House Republicans are not backing down from their attempts to blunt the Federal Communications Commission’s net neutrality rules, even after the rules were fully upheld by an appeals court this month.
The lower chamber on Wednesday is slated to debate and vote on the Financial Services and General Government Appropriations Act, which contains provisions targeting a number of FCC rules.
The bill would prevent the FCC from enforcing its regulations for internet service providers until after the lawsuit challenging the rules is over.
While the FCC prevailed in court earlier this month, critics can still appeal.
The bill would also prevent the FCC from regulating the price that internet service providers charge and require the FCC to publish the text of its rules three weeks before a vote.
“The appropriations process should not be used to overturn the will of both an independent regulator and millions of Americans on this vital issue,” the White House said in a veto threat.
Aside from the net neutrality rules, the bill would also stall the FCC from completing its planned move to open up the TV set-top box market. It would delay the rules until long after a study is completed, pushing it to the next president.
The set-top box proposal has gained a lot of pushback in Congress, and even some FCC members say it needs changes.
While the bill itself has no real chance of being implemented, it could act as a jumping off point for negotiations for a year-end spending bill.
Seventy amendments covering a wide range of issues have been filed in what looks to be an all-day round of debate on the appropriations bill.
One amendment offered by Rep. Marsha BlackburnMarsha BlackburnSenator asks Facebook's Zuckerberg to testify at hearing on kids' safety TikTok, YouTube, Snapchat executives to testify at Senate hearing on kids' safety Buttigieg hits back after parental leave criticism: 'Really strange' MORE (R-Tenn.) would prevent the FCC from enforcing its rules that regulate the privacy practices of internet service providers.

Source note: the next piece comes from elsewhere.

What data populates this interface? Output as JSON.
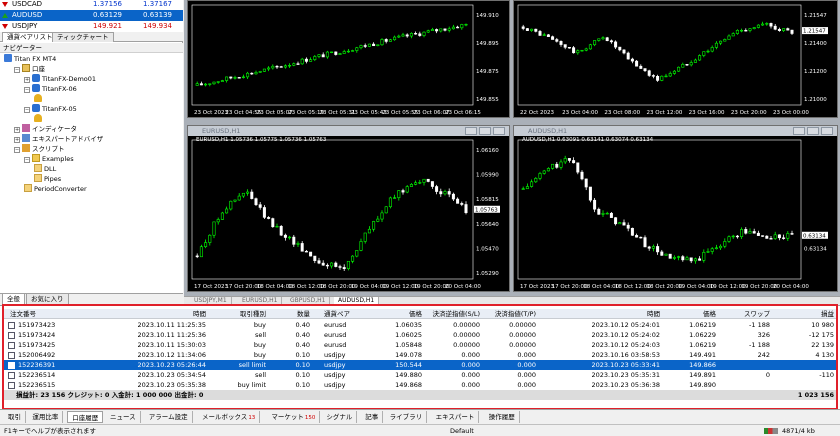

Those rules are an extension of the net neutrality authority the FCC gave itself last year.
Another amendment by Democrats would prohibit government funds from being used for action that violates a section of the Communications Act that deals with broadcast sponsorship identification.